Record set =>

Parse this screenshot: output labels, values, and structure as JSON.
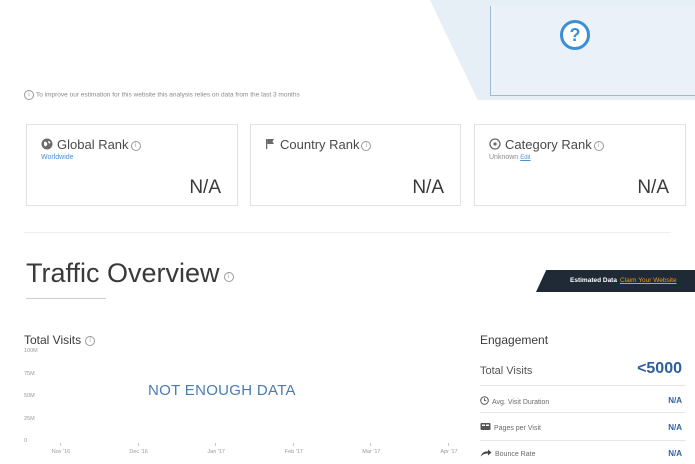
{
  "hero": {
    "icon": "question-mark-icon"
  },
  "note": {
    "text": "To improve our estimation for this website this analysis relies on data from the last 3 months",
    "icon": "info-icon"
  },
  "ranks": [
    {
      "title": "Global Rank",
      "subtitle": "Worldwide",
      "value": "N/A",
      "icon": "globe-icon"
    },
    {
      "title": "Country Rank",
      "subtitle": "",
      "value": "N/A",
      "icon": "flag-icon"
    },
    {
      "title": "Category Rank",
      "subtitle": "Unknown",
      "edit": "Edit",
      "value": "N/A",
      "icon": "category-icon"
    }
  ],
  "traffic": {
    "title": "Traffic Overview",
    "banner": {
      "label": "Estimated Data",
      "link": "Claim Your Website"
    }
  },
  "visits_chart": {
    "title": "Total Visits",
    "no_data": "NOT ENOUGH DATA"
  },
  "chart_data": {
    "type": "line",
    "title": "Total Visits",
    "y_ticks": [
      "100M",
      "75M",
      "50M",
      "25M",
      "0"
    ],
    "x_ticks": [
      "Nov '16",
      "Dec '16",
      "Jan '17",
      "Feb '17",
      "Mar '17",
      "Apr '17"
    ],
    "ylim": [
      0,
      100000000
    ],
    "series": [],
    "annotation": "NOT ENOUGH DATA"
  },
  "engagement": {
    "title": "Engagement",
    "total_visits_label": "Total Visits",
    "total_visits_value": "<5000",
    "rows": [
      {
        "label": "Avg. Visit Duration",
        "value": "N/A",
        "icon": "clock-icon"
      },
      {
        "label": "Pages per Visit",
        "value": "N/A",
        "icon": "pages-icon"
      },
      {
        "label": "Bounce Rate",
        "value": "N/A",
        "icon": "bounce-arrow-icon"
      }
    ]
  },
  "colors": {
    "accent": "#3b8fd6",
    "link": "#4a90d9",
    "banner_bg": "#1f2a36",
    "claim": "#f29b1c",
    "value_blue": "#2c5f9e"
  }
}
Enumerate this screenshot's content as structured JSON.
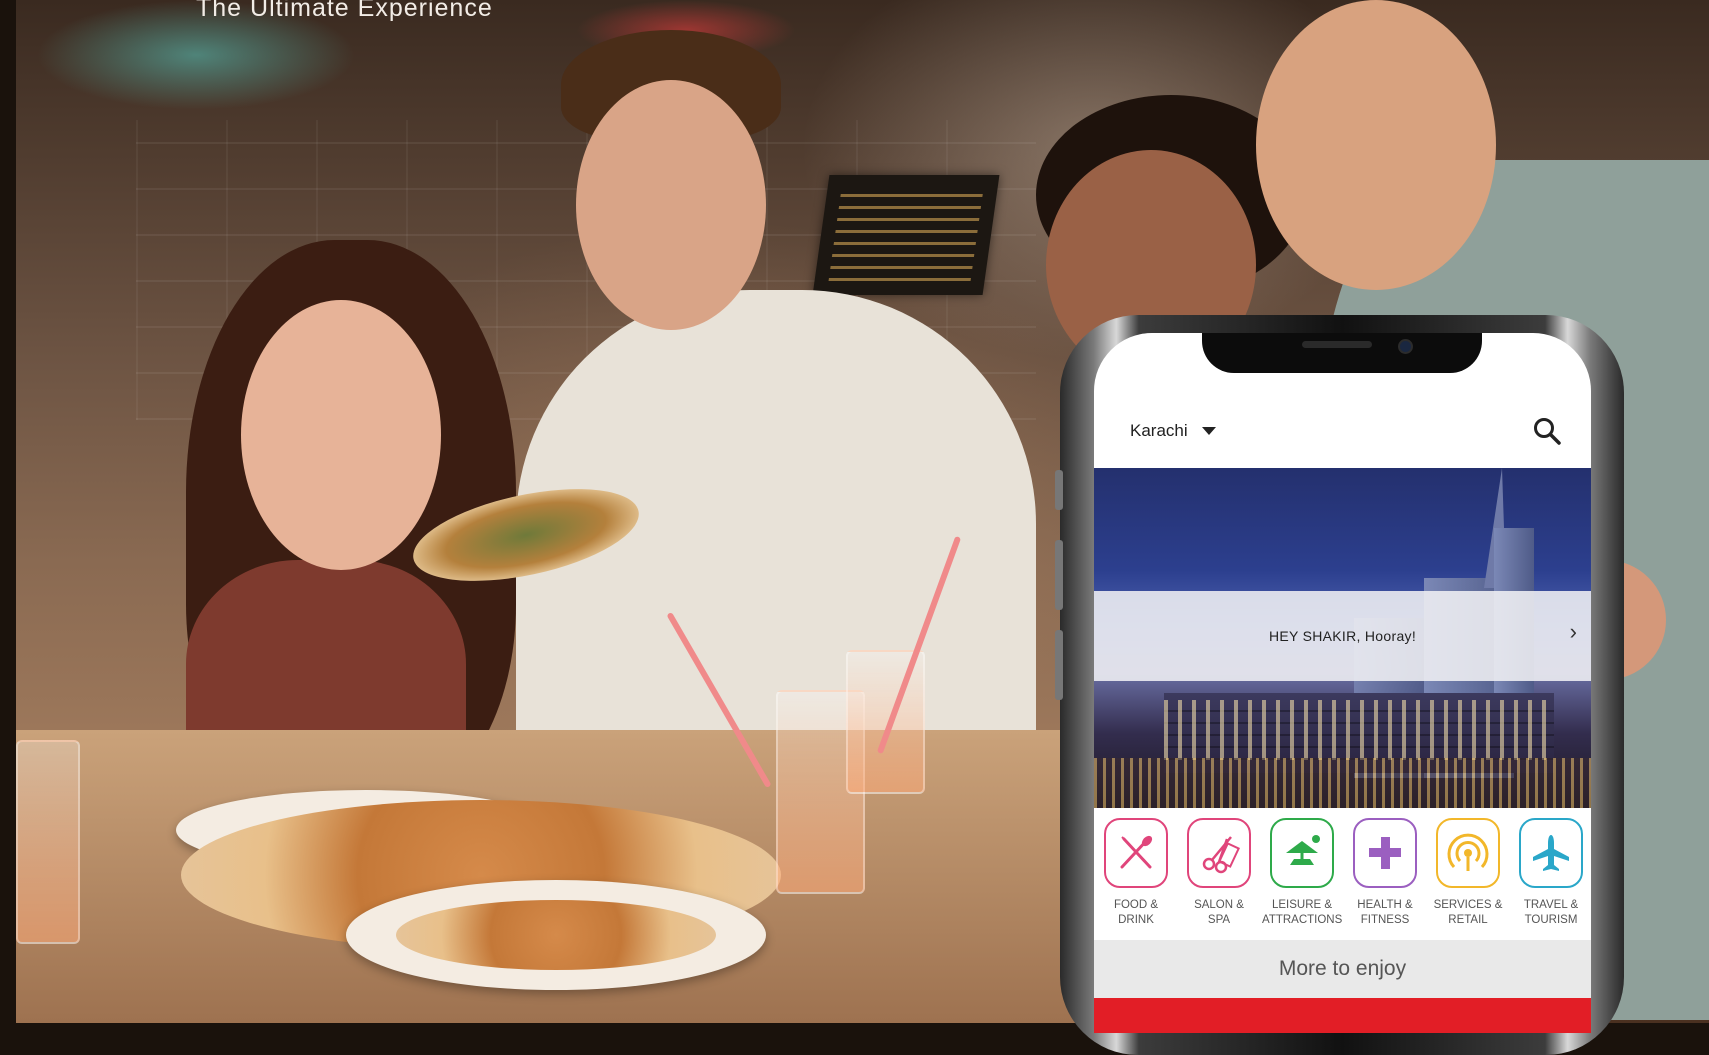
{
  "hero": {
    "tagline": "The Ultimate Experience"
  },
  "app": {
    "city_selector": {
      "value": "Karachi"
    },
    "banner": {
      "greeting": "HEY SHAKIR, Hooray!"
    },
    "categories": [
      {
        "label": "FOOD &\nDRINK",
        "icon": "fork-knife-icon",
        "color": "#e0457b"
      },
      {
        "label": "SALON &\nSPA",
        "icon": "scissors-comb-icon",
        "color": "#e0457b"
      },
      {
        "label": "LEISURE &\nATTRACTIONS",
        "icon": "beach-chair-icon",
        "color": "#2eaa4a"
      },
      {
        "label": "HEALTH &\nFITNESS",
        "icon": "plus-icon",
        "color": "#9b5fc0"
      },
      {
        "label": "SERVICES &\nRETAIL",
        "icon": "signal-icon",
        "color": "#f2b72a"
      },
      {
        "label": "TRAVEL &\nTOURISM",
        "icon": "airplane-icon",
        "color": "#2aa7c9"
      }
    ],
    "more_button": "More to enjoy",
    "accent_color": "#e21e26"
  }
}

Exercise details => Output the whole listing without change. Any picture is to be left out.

Reply to the task =>
Parse this screenshot: output labels, values, and structure as JSON.
{
  "hero": {
    "icon": "question-mark-icon"
  },
  "note": {
    "text": "To improve our estimation for this website this analysis relies on data from the last 3 months",
    "icon": "info-icon"
  },
  "ranks": [
    {
      "title": "Global Rank",
      "subtitle": "Worldwide",
      "value": "N/A",
      "icon": "globe-icon"
    },
    {
      "title": "Country Rank",
      "subtitle": "",
      "value": "N/A",
      "icon": "flag-icon"
    },
    {
      "title": "Category Rank",
      "subtitle": "Unknown",
      "edit": "Edit",
      "value": "N/A",
      "icon": "category-icon"
    }
  ],
  "traffic": {
    "title": "Traffic Overview",
    "banner": {
      "label": "Estimated Data",
      "link": "Claim Your Website"
    }
  },
  "visits_chart": {
    "title": "Total Visits",
    "no_data": "NOT ENOUGH DATA"
  },
  "chart_data": {
    "type": "line",
    "title": "Total Visits",
    "y_ticks": [
      "100M",
      "75M",
      "50M",
      "25M",
      "0"
    ],
    "x_ticks": [
      "Nov '16",
      "Dec '16",
      "Jan '17",
      "Feb '17",
      "Mar '17",
      "Apr '17"
    ],
    "ylim": [
      0,
      100000000
    ],
    "series": [],
    "annotation": "NOT ENOUGH DATA"
  },
  "engagement": {
    "title": "Engagement",
    "total_visits_label": "Total Visits",
    "total_visits_value": "<5000",
    "rows": [
      {
        "label": "Avg. Visit Duration",
        "value": "N/A",
        "icon": "clock-icon"
      },
      {
        "label": "Pages per Visit",
        "value": "N/A",
        "icon": "pages-icon"
      },
      {
        "label": "Bounce Rate",
        "value": "N/A",
        "icon": "bounce-arrow-icon"
      }
    ]
  },
  "colors": {
    "accent": "#3b8fd6",
    "link": "#4a90d9",
    "banner_bg": "#1f2a36",
    "claim": "#f29b1c",
    "value_blue": "#2c5f9e"
  }
}
Enumerate this screenshot's content as structured JSON.
{
  "hero": {
    "tagline": "The Ultimate Experience"
  },
  "app": {
    "city_selector": {
      "value": "Karachi"
    },
    "banner": {
      "greeting": "HEY SHAKIR, Hooray!"
    },
    "categories": [
      {
        "label": "FOOD &\nDRINK",
        "icon": "fork-knife-icon",
        "color": "#e0457b"
      },
      {
        "label": "SALON &\nSPA",
        "icon": "scissors-comb-icon",
        "color": "#e0457b"
      },
      {
        "label": "LEISURE &\nATTRACTIONS",
        "icon": "beach-chair-icon",
        "color": "#2eaa4a"
      },
      {
        "label": "HEALTH &\nFITNESS",
        "icon": "plus-icon",
        "color": "#9b5fc0"
      },
      {
        "label": "SERVICES &\nRETAIL",
        "icon": "signal-icon",
        "color": "#f2b72a"
      },
      {
        "label": "TRAVEL &\nTOURISM",
        "icon": "airplane-icon",
        "color": "#2aa7c9"
      }
    ],
    "more_button": "More to enjoy",
    "accent_color": "#e21e26"
  }
}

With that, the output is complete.